normal situation. Suspended over the flames, which jumped and spat as the fat
dripped, was a large part of the cream horse.
It was at this point that Erethor’s good intentions fled with any
self-control he may have had. A fine steed, butchered and cooking must be a most
abhorrent thing for one of the Rohirrim, the Horse-lords to see. Wielding bow, and
drawing his red fletched arrows he rode headlong into the camp intent on merciless
destruction. There was to be no chance of atonement.
There had been two men near the tents, where the other four we knew not. I tried
to ride after Erethor, but my horsemanship left me, and I became dismounted. I ran
forward, and one of the Dunlendings ran out of the bushes to my left intent on my
death. I defended efficiently, my warhammer, at first, feeling clumsy in my hand,

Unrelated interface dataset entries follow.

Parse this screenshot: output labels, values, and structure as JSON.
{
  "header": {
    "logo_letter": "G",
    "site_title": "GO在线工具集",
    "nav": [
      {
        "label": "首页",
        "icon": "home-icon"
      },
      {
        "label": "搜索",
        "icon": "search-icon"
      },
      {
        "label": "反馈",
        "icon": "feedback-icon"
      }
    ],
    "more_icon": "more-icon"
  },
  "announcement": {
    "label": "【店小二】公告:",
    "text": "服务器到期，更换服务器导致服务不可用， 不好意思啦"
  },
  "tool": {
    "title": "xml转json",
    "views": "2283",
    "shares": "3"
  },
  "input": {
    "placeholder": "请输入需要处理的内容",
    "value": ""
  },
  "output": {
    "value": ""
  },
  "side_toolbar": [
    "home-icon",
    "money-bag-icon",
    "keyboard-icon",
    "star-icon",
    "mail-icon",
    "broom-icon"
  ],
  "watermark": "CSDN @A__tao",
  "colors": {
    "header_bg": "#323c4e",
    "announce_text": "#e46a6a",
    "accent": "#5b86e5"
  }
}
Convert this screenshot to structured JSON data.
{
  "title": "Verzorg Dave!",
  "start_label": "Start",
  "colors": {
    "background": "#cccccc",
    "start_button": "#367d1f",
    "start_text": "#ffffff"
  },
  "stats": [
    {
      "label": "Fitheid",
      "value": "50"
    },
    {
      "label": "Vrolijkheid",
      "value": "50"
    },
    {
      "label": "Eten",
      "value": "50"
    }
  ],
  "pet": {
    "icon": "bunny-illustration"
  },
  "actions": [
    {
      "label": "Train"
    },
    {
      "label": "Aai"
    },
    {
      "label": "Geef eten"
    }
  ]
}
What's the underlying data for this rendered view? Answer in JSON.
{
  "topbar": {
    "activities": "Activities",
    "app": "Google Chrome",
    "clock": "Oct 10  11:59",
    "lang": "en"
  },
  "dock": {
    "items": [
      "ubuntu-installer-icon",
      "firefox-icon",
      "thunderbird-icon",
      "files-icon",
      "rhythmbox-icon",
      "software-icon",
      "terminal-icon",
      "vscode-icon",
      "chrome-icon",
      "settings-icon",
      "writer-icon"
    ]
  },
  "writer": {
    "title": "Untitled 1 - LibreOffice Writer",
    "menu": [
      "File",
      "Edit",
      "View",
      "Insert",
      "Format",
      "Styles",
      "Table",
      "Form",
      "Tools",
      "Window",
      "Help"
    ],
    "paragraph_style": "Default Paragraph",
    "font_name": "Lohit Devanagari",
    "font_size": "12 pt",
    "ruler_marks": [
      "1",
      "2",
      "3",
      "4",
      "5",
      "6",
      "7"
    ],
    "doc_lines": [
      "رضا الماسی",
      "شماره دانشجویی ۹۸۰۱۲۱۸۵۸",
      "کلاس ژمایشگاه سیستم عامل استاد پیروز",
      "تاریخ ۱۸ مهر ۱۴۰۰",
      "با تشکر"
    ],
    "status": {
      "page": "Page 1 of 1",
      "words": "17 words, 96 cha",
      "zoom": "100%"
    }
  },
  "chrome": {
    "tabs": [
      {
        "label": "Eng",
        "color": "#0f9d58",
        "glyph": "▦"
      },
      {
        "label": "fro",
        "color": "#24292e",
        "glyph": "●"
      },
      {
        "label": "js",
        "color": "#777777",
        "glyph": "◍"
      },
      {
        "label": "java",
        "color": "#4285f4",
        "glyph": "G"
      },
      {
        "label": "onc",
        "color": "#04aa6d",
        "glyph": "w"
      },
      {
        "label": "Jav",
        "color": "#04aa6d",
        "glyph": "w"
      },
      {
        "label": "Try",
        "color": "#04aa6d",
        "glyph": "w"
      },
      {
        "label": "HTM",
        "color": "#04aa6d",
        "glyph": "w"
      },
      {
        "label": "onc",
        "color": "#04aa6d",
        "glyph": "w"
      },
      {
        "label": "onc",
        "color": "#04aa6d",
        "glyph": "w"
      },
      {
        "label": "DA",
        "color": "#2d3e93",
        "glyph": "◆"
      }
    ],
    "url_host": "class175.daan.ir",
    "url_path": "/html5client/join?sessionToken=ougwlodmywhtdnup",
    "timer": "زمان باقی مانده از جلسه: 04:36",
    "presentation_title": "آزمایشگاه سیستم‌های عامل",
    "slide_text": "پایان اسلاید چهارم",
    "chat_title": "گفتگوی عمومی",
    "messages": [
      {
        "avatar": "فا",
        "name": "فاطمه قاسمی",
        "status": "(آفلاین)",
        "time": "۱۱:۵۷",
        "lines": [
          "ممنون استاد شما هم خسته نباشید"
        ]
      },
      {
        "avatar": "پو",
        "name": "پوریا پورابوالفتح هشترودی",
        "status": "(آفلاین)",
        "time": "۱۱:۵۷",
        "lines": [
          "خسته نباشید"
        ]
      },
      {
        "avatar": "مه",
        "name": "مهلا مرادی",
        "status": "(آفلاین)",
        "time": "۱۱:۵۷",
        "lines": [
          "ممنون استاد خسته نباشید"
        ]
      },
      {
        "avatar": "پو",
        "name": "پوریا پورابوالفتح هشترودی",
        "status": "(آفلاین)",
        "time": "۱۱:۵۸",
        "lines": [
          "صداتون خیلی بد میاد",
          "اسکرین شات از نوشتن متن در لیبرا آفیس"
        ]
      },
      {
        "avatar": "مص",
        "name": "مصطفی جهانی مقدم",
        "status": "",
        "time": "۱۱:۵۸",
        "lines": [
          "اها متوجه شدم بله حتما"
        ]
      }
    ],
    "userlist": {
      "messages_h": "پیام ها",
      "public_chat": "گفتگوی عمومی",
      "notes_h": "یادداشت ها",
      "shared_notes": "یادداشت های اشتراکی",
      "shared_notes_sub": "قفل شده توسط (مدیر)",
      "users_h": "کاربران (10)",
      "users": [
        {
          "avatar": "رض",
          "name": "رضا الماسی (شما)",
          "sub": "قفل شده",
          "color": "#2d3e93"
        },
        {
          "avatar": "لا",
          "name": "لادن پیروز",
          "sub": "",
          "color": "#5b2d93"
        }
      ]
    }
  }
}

but I soon started to make headway. By ignoring the plan, and losing his temper
Erethor had left Moth undefended and he was about to be besieged by enemies. I
tried to incapacitate my foe speedily so that I could come to his aid. Fortunately
sparks and lightning flew from Moths hand, and Erethor rode passed dispatching an
attacking Dunlending as he went. Moth also cast his magics at the enemy I faced,
and this allowed me to more easily disable him without causing death. The remaining
foes fled, but Erethor was still mounted and returned two to us. One other was
unconscious, and a fourth alas passed away, though we had done what we could to
stem the loss of his lifeblood.
Erethor was still enraged and went searching for those who had successfully
fled, without it seems any success. Moth began to ask questions of the captives as
they came round, and I began a sweep of the camp including removing the deceased
horse from its roasting spit. Its partner was found hale and whole. Once Erethor
had returned from the hunt he went to fetch Delnenn and the cart. Moth and I made
the prisoners comfortable, lashing them to trees with the guys from their own
We will take the cart tomorrow, and make our way to the next large town, where
we can hand over these three rogues to the authorities. Had he had his way, Erethor
would have already dealt out justice. Erethors justice is quick and lethal. These
three may well be hanged if convicted, but it will have been done through the
official channels, and by their own laws and courts.
Two things were of note while Erethor was away collecting Delnenn and our
equipment. The first is that Moth can be very, very persuasive. I listened to a
little of his conversation with the prisoners, and they seemed to be keeping little
back. They admitted much, but there was no sign of any wares, and it seems that
this part of Delnenn’s tale had been embroidered. Secondly, I acted foolishly
and without honour. I was weary and hungry after the battle, and the meat of the
horse looked so rich as I moved it from the fire. The smell of the haunch was
intense and I cut some and ate it, as I should not have done. The animal was
Delnenn’s property, and I had no right to eat any. Also the Rohirrim treat
horses better than their kin, and it would have lessened me greatly in
Erethor’s eyes. More importantly, men, probably hungry men, had just died for
the same deed. It was an unworthy deed. I will carry this knowledge with me, and
try to make amends.